After all of industry crap an artist has to suffer in order to get their creative output to be just the way they want it, you’d forgive Ferreira for grabbing what seems to be every opportunity that comes off the back of her self-penned and tightly controlled debut Night Time, My Time, an album that took approximately three years to release due to struggle after struggle. Recently (in the UK at least), she has featured prominently in NME, on the cover of The Fly, Guardian’s culture supplement, Dazed & Confused and countless others, and one can only assume a UK release date is therefore imminent, despite Night Time, My Time being release in the US back in October ’13.
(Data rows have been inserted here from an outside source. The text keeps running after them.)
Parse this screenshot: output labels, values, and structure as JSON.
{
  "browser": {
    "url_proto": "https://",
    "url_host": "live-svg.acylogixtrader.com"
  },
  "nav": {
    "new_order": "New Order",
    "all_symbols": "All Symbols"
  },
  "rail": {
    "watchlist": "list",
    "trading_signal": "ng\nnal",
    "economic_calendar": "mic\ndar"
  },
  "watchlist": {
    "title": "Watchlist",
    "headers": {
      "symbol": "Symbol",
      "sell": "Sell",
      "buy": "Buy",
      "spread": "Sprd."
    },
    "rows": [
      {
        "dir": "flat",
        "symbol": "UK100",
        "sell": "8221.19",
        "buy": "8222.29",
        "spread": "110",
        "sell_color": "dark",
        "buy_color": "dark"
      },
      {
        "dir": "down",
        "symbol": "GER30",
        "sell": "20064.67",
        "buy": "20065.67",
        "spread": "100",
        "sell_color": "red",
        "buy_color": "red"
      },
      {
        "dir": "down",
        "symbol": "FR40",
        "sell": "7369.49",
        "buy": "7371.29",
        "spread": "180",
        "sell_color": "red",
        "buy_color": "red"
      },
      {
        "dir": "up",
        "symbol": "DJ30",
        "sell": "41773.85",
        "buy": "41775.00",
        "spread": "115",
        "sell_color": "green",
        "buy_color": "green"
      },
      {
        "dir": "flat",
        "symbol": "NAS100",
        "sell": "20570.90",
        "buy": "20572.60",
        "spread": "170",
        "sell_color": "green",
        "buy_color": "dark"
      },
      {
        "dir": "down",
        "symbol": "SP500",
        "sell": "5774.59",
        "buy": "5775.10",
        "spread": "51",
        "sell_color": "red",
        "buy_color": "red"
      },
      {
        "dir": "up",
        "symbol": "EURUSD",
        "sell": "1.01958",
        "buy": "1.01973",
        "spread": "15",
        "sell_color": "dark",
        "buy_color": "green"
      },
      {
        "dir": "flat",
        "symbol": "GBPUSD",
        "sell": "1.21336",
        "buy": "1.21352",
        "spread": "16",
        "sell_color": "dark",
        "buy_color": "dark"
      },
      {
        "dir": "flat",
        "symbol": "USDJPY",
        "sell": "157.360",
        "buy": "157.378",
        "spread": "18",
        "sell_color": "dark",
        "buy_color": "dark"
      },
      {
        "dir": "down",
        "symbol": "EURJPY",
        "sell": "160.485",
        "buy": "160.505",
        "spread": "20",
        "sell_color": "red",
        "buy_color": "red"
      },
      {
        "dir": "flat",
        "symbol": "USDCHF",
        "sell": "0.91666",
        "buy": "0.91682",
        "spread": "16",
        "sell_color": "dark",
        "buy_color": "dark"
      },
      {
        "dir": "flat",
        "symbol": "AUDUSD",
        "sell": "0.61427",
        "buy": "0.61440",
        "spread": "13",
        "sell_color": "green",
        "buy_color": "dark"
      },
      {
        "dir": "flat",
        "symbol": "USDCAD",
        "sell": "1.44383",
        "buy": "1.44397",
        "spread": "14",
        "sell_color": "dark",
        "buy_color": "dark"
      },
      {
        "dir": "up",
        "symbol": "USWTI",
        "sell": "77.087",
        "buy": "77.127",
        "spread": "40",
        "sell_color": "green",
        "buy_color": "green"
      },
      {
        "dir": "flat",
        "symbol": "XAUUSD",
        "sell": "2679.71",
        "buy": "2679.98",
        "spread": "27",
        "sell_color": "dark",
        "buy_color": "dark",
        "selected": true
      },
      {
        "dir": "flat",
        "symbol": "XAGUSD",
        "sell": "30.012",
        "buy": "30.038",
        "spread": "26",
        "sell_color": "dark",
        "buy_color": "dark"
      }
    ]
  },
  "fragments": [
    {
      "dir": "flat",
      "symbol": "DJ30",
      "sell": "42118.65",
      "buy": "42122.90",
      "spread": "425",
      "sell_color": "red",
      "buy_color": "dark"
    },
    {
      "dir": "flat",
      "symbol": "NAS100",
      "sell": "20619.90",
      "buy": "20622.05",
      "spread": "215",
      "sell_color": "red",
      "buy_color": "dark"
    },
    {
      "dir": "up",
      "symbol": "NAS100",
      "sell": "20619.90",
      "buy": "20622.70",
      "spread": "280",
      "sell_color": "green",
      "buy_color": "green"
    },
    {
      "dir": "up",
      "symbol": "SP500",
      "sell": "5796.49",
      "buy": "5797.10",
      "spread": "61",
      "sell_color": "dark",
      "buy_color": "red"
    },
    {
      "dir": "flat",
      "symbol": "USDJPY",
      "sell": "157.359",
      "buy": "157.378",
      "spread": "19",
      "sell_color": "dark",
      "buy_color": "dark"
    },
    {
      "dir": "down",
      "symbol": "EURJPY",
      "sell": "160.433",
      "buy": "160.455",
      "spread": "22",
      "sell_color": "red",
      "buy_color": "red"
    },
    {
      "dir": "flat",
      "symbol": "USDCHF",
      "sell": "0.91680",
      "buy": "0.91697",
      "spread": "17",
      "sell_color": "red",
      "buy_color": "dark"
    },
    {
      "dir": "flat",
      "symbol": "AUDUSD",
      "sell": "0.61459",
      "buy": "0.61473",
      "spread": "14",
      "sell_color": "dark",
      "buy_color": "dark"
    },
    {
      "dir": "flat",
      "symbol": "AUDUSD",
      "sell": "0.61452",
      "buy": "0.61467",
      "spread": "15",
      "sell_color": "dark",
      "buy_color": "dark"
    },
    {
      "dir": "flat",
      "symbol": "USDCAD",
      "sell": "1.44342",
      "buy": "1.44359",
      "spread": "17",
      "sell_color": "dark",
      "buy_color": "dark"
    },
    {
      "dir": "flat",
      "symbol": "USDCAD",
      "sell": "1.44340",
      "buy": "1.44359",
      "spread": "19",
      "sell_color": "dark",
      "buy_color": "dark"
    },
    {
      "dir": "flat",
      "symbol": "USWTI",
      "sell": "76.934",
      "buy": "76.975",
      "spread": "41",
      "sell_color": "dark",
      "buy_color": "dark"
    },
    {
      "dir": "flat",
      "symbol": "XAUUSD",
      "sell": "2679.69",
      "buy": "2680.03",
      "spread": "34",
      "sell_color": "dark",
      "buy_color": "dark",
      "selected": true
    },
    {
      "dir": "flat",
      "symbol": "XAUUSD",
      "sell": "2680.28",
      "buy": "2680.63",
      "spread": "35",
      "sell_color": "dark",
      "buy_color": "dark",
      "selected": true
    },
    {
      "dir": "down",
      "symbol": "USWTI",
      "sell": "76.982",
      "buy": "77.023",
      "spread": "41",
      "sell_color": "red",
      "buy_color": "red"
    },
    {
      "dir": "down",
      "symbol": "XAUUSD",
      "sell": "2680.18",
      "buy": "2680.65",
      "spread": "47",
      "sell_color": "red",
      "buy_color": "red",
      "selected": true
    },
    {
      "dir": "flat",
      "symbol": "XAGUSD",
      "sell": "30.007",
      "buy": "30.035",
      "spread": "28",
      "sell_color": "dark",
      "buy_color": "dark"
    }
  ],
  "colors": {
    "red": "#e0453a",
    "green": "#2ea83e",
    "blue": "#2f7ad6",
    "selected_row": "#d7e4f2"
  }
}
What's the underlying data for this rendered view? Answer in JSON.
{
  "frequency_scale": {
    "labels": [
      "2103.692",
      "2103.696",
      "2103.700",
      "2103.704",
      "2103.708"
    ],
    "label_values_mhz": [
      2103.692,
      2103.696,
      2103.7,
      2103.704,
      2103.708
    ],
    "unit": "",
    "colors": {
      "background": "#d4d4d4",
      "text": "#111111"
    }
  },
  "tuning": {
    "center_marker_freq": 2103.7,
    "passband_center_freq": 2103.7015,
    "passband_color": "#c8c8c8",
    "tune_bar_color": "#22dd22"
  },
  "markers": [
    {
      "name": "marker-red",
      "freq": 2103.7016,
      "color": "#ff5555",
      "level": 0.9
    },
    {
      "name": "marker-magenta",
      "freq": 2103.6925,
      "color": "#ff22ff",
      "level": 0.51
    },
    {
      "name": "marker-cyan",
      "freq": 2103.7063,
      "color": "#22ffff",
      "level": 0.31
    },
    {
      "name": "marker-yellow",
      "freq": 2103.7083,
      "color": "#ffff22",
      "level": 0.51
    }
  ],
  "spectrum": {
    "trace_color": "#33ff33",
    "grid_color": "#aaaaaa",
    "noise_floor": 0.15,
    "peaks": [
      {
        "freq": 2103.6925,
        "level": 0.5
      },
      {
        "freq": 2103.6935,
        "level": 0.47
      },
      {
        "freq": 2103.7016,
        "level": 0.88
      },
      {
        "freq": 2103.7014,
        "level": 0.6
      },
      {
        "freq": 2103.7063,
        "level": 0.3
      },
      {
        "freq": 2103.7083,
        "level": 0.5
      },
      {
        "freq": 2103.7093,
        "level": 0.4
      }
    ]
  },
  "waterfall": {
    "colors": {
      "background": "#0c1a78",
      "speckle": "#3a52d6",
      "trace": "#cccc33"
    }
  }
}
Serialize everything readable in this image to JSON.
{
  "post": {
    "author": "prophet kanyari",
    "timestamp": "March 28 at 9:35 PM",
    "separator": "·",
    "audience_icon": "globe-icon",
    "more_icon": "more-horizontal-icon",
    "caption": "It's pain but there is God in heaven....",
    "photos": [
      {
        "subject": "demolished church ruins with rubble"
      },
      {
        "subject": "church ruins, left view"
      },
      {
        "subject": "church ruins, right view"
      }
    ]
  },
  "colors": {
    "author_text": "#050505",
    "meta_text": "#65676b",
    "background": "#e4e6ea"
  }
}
Is it worth all of this apparent hype? As someone who got an advance when reviewing the album for Renowned For Sound (read here, if you so desire), I can state that it is. It is hit after hit after hit, combining aspects of ’80’s pop with buzzing electronics and frantic drumbeats, a combination one would never have suspected after the release of her lo-fi electronic slow-jam ‘Everything Is Embarrassing‘. Indeed, the inclusion of the aforementioned track would have been entirely out of place here (and a quick comparison of ‘You’re Not The One‘ and ‘One‘ will show how much her sound has grown), and it is telling when an artist casts aside their biggest hit yet in favour of material that holds no buzz and carries no weight other than the composition itself; Ferreira is evidently confident in her abilities, and she has every right to be.
It is difficult to cherry-pick through such a strong collection – one that has made many a year’s end list – however, the introspectively self-critical ‘I Blame Myself’, the raucous ‘Omanko’ and the retro-pop anthems ‘Nobody Asked Me’ and ’24 Hours’ are all gems here, and should Ferriera allow her halo to rust a little more, as an audience we will no doubt be spoiled by her creative offerings in the future.